Matt Henry, an assistant instructional professor in the UW Honors College, discussed with Wyoming Public Radio the International Panel on Climate Change’s recent report detailing the drastic action humanity must take to ward off the worst effects of climate change.
Cowboy State Daily published an article on the teacher shortage in Wyoming. Various education experts provided explanations for the continuing shortfall of prospective teachers in the state. The article noted that the UW College of Education also is seeing a decrease in the number of teacher candidates.
Several long-awaited construction projects on the UW campus are currently underway or will soon begin. The Laramie Boomerang detailed some of those projects, including a parking garage, new residence halls and a new dining facility.
WyoFile quoted Cynthia Hartung, director of UW’s Psychology Center for Training in Assessment, Treatment and Clinical Research, for a piece focusing on how Wyoming communities are searching for various funding sources in response to children’s growing mental health needs.
UW kinesiology and health Assistant Professor Danielle Bruns told The Laramie Boomerang that because there aren’t specialized transplant centers in Wyoming, local patients are referred to facilities in Colorado and Nebraska. Bruns commented for a story on a Laramie man who is awaiting a kidney transplant.
The Boomerang published UW’s feature media release on graduate Nate Storey, who is now the chief science officer for Silicon Valley startup Plenty Inc., which acquired his company, Bright Agrotech, in 2017. The company soon will open the world’s highest-output, vertical, indoor farm that will supply high-quality produce year-round using relatively small amounts of water and land without the use of pesticides.
The UW Sheep Program is the first operation to reach Level III (certified) status in the American Sheep Industry Association’s American Wool Assurance Program. UW Extension sheep specialist Whit Stewart was quoted in the Sheridan Media article.

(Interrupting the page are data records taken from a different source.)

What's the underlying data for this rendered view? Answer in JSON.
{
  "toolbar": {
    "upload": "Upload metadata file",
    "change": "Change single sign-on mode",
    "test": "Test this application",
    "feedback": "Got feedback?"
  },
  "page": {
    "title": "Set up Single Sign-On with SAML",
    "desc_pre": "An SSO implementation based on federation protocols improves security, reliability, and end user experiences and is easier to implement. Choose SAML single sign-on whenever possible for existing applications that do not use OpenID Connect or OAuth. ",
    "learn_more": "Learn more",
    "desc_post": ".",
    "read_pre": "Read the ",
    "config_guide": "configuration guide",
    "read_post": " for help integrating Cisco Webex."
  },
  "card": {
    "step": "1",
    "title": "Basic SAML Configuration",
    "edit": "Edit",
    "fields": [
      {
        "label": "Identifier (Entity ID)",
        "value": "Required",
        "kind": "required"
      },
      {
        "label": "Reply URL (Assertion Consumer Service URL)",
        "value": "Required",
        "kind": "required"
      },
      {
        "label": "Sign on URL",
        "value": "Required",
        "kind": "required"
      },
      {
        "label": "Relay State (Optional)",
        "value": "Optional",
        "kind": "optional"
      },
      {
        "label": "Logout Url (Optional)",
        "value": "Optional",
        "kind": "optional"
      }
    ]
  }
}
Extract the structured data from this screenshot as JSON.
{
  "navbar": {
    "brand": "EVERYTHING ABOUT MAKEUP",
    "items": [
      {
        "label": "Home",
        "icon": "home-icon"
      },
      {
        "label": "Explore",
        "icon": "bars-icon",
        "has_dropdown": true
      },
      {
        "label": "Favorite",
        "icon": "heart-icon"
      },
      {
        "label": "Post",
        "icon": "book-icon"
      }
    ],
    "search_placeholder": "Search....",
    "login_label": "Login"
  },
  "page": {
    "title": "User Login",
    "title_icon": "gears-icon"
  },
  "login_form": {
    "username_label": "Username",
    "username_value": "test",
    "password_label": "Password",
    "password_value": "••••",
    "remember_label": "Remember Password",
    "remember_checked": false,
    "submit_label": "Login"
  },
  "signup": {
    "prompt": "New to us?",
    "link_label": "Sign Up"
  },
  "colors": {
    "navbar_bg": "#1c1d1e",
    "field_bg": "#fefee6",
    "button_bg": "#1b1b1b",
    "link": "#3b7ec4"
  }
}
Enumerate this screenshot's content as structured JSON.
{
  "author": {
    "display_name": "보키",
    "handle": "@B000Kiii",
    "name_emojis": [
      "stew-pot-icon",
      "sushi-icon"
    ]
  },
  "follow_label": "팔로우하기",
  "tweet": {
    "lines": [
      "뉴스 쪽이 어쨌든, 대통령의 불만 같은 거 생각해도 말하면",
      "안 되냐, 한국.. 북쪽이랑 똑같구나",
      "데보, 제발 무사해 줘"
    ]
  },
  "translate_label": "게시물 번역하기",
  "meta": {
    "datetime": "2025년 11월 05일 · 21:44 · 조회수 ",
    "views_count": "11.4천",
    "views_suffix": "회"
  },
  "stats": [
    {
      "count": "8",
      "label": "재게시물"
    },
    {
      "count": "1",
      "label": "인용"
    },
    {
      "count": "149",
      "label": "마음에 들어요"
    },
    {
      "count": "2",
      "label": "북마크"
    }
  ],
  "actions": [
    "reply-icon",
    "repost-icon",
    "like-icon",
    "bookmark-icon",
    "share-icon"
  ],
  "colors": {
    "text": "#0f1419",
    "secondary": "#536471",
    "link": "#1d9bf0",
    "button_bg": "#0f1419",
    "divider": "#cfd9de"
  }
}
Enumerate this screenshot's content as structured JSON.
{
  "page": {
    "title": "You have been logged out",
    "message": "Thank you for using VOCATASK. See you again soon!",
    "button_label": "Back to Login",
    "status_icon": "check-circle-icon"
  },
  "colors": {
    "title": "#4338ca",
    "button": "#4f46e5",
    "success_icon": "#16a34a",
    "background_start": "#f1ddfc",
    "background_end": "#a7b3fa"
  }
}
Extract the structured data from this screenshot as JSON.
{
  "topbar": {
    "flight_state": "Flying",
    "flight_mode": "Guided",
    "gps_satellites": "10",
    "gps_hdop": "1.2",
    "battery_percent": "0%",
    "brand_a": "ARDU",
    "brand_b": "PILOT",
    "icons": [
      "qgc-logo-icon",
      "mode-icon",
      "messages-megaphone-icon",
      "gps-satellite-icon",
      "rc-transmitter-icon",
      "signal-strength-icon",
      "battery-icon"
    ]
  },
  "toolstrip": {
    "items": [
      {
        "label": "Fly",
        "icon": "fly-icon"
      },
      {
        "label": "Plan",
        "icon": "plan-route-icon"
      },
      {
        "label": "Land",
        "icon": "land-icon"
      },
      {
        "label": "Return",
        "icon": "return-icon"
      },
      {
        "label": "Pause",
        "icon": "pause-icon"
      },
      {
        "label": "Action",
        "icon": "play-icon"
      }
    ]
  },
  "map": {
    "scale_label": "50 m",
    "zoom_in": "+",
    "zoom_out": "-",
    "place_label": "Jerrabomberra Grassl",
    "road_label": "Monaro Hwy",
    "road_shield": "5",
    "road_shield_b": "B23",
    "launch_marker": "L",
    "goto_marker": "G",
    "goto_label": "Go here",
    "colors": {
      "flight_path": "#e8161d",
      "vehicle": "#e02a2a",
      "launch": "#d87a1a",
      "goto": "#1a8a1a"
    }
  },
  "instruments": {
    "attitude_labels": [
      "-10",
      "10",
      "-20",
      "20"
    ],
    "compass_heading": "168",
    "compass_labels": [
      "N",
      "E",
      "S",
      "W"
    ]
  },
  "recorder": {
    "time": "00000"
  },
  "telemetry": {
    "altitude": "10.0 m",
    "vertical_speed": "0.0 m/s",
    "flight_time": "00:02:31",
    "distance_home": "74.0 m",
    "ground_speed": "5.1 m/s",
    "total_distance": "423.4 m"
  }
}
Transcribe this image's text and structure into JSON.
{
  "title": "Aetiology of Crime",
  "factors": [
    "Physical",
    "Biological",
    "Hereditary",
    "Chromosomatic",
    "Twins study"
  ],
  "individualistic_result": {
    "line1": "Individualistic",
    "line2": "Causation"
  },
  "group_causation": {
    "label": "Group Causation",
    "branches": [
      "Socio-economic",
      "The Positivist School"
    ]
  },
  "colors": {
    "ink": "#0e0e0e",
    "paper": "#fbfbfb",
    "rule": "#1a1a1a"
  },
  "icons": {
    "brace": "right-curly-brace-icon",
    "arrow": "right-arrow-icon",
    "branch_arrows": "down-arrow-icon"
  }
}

KGAB Radio reported that the Wyo-Gold Leadership Council, the UW Alumni Association’s student organization, recently launched its first podcast. “Cowboy’s Corner” allows listeners to understand the UW campus from student, faculty and staff perspectives.
UW’s College of Business, in collaboration with the Daniels Fund Ethics Initiative Collegiate Program, hosted the second annual Wyoming Collegiate Business Ethics Case Competition last week. WyoToday Media published UW’s release noting that four Wyoming community colleges were invited to the event.
Wyoming News Now reported that UW is collaborating with state and federal entities to manage public land habitats in support of all wildlife populations in Wyoming. The article focused on the call for cave explorers to take precautions to protect bat populations at risk of contracting Pseudogymnoascus destructans, the fungus that causes white-nose syndrome in bats.
Registration for the first Sweetwater County Innovation Launchpad for potential entrepreneurs is open through Friday, May 20. SweetwaterNOW published UW’s release noting that IMPACT 307, a university program, sponsors the competition.
The Sundance Times published UW’s release on invasive grasses and weeds workshops that are scheduled next month in northeast Wyoming. UW Extension will host the public programs.
UW’s Center on Aging will host the Rocky Mountain Alzheimer’s Summit for health care professionals, direct care workers, older adults and caregivers of individuals with dementia next month. Sheridan Media published UW’s release.
The Sheridan Press published UW’s release noting that UW Extension will host a series of Rocky Mountain Youth Entrepreneur development workshops for budding youth entrepreneurs this summer.